The phrase ‘Somos luz’ (‘We are light’), of gigantic proportions, occupies the entire façade of a block of working-class residences in Panama City. Words like ‘Dulzura’ (‘Sweetness’), ‘Belleza’ (‘Beauty’) and ‘Orgullo’ (‘Pride’) appear and disappear before the eyes of people walking the alleyways of the favela slums of Rio. ‘Oh paradís’ and other verses by the poet Miquel Costa y Llobera give a new use to the former Spanish Civil War machine gun nests on the beach of Es Trenc, in Mallorca.

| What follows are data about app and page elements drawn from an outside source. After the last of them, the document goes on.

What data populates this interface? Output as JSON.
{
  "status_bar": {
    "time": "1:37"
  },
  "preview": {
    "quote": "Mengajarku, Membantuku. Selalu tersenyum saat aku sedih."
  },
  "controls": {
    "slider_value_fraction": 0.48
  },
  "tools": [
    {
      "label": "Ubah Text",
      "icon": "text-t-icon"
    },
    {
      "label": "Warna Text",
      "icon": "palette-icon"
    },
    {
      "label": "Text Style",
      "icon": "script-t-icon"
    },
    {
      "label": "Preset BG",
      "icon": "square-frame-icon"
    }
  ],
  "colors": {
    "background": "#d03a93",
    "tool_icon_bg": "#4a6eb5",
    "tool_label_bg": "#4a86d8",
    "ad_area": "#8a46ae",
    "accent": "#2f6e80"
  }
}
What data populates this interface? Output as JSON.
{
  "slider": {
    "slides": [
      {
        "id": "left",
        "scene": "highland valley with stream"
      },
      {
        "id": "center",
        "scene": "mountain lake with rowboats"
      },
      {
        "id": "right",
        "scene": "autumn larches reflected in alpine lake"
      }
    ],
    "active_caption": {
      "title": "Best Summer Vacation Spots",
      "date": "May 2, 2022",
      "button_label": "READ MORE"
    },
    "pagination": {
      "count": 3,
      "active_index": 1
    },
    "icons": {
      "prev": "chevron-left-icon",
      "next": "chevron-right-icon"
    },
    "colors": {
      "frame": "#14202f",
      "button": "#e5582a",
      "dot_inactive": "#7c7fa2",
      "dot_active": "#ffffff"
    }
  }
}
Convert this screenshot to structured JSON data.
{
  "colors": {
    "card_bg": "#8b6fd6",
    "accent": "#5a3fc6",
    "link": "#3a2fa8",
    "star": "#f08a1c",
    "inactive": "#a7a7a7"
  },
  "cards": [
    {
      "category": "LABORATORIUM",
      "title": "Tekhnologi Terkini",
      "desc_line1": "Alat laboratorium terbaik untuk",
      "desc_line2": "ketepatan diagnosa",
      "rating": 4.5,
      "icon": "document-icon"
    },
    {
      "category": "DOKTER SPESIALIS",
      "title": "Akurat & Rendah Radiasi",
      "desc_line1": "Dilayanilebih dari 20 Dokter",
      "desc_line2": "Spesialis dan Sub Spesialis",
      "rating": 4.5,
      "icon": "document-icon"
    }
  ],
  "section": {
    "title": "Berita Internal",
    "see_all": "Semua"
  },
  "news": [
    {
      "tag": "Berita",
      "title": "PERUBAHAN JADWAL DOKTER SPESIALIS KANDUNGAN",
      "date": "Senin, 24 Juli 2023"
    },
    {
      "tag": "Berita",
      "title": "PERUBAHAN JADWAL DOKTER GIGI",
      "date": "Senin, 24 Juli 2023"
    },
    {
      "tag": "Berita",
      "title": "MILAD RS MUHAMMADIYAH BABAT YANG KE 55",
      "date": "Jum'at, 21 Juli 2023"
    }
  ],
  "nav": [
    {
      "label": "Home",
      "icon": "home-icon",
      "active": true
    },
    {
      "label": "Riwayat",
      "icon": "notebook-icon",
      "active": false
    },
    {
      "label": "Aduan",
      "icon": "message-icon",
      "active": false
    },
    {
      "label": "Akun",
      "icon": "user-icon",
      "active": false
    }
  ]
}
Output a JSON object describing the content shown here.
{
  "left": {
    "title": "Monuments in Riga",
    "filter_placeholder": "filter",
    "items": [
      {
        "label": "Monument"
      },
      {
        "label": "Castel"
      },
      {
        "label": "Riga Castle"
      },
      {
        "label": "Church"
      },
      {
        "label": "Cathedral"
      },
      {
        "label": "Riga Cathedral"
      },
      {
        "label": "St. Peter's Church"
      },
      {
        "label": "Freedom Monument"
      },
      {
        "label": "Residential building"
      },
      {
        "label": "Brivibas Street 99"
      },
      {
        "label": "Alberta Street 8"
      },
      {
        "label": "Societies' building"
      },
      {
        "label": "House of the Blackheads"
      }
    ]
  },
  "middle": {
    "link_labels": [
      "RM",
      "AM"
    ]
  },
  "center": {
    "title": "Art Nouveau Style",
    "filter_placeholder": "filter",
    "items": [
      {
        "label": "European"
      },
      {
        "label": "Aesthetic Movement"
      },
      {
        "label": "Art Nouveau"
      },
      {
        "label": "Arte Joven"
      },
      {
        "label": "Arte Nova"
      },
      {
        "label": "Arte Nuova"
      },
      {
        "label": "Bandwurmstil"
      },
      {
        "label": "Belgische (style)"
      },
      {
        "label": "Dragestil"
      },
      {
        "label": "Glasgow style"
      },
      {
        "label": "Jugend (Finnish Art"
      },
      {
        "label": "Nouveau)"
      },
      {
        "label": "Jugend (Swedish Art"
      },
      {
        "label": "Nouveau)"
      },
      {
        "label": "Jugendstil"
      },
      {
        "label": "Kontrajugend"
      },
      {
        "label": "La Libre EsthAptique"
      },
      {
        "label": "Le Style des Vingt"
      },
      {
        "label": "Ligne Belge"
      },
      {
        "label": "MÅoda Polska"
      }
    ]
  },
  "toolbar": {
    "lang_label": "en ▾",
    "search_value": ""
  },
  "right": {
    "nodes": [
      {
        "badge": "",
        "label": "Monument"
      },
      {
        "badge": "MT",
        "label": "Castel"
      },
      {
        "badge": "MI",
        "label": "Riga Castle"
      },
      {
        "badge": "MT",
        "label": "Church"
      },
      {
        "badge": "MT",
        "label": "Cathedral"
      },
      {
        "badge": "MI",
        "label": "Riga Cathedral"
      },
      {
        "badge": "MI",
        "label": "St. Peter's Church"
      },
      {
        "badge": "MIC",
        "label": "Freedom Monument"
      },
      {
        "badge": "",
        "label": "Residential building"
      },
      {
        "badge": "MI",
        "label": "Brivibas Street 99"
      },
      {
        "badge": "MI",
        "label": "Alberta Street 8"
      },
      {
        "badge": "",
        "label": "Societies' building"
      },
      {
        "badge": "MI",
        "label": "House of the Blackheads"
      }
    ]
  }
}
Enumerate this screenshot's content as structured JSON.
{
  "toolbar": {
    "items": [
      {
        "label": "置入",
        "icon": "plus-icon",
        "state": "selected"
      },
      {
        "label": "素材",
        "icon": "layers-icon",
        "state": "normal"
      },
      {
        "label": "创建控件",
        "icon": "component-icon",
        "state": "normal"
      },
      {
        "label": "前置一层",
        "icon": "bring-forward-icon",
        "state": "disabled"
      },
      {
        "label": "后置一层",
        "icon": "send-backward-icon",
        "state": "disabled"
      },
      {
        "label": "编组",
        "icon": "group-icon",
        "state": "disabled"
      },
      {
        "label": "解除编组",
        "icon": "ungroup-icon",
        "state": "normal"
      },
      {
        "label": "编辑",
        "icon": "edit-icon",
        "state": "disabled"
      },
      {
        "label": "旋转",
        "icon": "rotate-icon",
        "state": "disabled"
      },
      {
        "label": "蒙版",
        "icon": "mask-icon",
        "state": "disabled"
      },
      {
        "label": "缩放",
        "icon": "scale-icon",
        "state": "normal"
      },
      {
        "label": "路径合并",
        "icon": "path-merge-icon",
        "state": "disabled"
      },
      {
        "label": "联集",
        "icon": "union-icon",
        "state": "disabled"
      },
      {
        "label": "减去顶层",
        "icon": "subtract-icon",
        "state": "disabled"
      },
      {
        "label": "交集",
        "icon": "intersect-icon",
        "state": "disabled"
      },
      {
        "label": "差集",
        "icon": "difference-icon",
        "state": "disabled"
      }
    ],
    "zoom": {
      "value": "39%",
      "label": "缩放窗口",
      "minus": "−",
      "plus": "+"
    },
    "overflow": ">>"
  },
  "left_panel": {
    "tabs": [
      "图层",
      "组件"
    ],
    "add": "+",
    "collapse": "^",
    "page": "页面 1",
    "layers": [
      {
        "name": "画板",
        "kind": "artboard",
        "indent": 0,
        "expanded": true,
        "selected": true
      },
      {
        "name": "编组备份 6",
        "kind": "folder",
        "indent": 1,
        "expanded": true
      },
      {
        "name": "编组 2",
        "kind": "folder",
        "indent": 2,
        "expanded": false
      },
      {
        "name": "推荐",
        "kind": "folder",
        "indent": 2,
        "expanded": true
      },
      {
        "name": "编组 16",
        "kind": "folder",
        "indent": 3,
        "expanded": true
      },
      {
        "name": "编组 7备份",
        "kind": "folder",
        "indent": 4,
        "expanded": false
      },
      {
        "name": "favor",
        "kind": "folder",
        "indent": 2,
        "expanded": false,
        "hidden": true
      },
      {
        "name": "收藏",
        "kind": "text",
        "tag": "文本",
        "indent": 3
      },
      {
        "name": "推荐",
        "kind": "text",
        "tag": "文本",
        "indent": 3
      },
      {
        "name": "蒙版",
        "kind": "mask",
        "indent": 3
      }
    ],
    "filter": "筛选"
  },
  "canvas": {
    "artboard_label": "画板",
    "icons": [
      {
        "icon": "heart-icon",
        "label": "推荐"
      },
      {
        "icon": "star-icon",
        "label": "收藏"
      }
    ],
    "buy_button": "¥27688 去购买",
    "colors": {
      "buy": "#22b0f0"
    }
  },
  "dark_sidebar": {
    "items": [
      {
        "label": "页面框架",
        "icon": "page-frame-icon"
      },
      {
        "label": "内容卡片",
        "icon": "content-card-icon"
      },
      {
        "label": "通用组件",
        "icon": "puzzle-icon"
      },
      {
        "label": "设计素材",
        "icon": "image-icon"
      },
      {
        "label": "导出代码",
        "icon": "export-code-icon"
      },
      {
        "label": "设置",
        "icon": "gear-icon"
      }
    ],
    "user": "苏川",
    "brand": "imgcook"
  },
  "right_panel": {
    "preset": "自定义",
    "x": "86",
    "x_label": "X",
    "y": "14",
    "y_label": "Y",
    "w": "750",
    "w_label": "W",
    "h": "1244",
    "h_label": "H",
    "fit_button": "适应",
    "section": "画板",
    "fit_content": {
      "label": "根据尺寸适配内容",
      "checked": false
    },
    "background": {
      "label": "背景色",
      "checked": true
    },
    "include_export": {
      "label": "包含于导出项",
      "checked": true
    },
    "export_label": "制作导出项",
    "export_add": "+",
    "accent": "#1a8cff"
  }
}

These are a few examples of the works produced by Boa Mistura, a collective or artists founded in Madrid by four teenagers in the late 1990s. Since then, they have intervened in cities all over the world, with a special preference for depressed or problem-ridden areas, where they try to do their bit not only through the beauty of their art and their positive message, but also by involving the local population in their projects. ‘We believe in participatory dynamics and inclusive projects, so we often give local inhabitants the opportunity to take part in the creation process, so that they can become the leaders of the process of change in their community’ explains one of the founders of the group, Juan Jaume. ‘We conceive art as a kind of acupuncture, a tool for change to improve cities, inspire people and reinforce community identities’, he says.